Without going through a long and detailed analysis, I will jump right to the conclusion, and then defend it. It is unethical for an athlete who has signed an NLOI to ask the school to release him for the purpose of following a coach. My reasoning is as follows:
Every recruit and his legal guardian are required to be made aware that the NLOI contract is between him and the school. In other words, the NLOI program contemplates the possibility that the present coach might leave, and excludes that as a reason for lawful termination. To put it another way, the contract expressly rejects a coaching change as grounds for termination, a fact that all parties are required to be made aware of before they sign.
When recruits sign an NLOI, they are accepting a guaranteed, one year athletic scholarship from an accredited university, worth a significant amount of money. That scholarship is guaranteed regardless of the recruit's ability to perform athletically in any capacity whatever, barring moral turpitude, criminal activity or failure to meet scholarship requirements. In return, the school exclusively obtains the recruit's services for one academic year.
When a recruit asks out of an NLOI to follow a coach, he is effectively asking the school to void an agreement that is a) clearly in the interests of both parties b) clearly to the benefit of both parties, and c) clearly not a valid reason to request the agreement be nullified.
Now, many would argue, "These are kids, and they should do what is right for them. Besides, it happens all the time". That argument is full of so many ethical fallacies, it's hard to know where to begin. The first is the Golden Rationalization - others do it so it must be OK. The second is the Kings Pass - the interests of the "kid" are more important than the interests of the other parties. The third is the Saint's License - "It's for a good cause", i.e. the greater benefit of the recruit. Many UK fans will also be guilty of cognitive dissonance in this case - their perceived need of a player in Jordan's position colors their judgment of his ethics.
The fact of the "bigger, better deal" arising after a contract has been done is what is known as a "non-ethical consideration", and these are often powerful motivators to rationalize away ethical conduct. Billy Gillispie's change of employer is similarly a non-ethical consideration for Jordan.
Finally, what of Gillispie himself? Has his behavior in this matter passed ethical muster? Well, so far I would say yes. He has done nothing that I know of to encourage Jordan to break his NLOI. But what he hasn't done that he could do is tell Jordan he would not offer him a scholarship if he requests release from his NLOI. That would help smooth Jordan's way to an ethical decision.
However, it is not Gillispie's ethical responsibility to make Jordan's decision easy - In fact, he has a duty to UK that would clearly conflict with such a declaration. It is, however, Jordan's responsibility to understand and do the right thing. When you sign on the dotted line, especially under the circumstances we have here, ambiguity has been effectively removed by the document and the requirements of the process.
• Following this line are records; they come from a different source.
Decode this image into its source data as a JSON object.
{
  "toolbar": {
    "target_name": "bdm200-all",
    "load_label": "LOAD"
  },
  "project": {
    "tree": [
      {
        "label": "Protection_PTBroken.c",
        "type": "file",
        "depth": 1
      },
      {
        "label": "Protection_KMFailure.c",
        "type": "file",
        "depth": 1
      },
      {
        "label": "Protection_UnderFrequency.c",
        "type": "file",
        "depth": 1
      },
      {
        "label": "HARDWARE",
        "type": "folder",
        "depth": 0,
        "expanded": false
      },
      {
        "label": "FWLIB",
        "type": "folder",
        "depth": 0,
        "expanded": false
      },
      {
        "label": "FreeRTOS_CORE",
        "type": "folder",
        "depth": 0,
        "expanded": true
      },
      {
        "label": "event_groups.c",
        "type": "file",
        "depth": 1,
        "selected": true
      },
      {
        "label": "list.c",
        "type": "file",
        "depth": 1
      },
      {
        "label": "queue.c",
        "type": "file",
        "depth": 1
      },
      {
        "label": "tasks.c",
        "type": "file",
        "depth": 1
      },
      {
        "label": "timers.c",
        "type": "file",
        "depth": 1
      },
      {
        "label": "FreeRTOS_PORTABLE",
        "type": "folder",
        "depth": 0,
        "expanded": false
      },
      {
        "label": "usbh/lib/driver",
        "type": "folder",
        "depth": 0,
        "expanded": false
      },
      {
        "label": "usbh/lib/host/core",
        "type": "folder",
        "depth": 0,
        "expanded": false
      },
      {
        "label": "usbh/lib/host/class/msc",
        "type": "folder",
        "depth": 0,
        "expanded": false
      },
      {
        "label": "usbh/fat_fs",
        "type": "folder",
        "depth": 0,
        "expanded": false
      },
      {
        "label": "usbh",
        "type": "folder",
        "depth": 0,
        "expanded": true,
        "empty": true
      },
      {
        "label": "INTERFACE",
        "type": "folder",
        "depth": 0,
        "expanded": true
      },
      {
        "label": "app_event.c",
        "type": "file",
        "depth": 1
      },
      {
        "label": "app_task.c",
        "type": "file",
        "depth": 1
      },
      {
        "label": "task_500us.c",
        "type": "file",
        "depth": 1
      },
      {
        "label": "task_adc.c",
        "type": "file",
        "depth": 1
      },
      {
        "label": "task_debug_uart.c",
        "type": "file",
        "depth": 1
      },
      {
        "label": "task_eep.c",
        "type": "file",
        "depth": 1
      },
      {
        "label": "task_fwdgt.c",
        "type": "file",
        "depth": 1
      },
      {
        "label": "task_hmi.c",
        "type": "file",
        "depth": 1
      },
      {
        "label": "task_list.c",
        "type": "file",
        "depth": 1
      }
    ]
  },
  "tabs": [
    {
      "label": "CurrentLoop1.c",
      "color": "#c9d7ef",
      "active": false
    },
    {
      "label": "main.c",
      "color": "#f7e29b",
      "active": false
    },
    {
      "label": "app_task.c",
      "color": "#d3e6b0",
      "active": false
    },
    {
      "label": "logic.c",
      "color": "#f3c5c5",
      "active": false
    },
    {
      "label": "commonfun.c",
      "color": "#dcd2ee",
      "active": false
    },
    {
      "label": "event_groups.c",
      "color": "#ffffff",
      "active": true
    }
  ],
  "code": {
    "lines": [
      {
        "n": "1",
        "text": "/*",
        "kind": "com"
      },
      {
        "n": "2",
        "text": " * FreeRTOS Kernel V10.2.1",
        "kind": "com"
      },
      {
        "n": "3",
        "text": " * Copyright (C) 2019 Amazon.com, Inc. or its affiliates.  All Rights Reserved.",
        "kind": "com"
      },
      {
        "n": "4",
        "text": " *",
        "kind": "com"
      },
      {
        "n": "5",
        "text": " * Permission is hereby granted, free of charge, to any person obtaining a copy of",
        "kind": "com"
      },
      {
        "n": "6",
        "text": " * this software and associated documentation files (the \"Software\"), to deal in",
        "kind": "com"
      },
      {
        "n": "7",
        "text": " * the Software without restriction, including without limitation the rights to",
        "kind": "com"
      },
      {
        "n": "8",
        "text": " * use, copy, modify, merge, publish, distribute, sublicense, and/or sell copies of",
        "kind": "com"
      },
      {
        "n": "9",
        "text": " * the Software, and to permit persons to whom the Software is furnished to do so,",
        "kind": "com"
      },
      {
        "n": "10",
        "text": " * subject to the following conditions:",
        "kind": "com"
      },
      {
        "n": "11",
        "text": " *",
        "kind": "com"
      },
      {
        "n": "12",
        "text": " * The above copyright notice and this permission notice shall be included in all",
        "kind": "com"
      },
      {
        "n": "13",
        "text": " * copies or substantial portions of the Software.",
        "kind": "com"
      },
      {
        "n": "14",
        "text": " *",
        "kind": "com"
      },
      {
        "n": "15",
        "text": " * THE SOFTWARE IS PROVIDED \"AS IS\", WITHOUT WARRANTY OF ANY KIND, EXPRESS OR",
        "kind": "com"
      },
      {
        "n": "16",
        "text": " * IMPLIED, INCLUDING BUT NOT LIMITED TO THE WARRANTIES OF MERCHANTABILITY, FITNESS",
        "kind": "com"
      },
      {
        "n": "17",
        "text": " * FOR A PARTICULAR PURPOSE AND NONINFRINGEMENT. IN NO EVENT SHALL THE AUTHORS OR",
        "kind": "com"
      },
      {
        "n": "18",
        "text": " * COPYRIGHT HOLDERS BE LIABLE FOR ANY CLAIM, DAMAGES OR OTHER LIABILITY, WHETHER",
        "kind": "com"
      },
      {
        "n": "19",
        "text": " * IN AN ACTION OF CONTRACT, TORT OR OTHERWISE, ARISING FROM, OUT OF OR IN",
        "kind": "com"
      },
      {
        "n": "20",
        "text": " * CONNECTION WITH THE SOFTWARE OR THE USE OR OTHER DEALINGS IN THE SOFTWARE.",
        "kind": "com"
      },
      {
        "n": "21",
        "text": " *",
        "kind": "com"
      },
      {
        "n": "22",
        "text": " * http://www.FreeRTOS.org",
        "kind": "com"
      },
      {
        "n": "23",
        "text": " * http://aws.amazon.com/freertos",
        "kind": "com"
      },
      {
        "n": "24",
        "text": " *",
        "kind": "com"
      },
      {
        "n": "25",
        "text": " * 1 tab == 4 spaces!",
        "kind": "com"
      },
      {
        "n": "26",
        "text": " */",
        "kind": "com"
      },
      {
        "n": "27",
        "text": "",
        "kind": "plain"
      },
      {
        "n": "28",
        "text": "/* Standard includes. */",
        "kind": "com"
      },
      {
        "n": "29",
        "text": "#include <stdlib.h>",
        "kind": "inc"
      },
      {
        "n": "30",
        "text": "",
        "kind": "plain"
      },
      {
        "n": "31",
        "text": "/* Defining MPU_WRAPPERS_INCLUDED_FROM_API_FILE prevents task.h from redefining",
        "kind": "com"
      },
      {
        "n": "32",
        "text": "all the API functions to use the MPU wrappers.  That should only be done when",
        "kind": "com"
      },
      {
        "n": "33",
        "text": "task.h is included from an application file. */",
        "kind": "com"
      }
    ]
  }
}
Now, does this mean we should censure Jordan if he breaks his agreement and comes here? Of course not. Forgiveness is one of the "Seven Enabling Virtues": Courage, fortitude, valor, sacrifice, honor, humility and forgiveness. Mistakes are a part of life, we all make them and hopefully learn from them. TAMU will forgive him, and the Big Blue Nation certainly will (if it ever bothers to consider his conduct at all).
For an explanation of terms and the process used for my analysis, I recommend this site. I recommend it to you as a daily read. The author is brilliant and committed (and willingly answers questions), and it will enhance your own sense of ethics - at least, it has mine.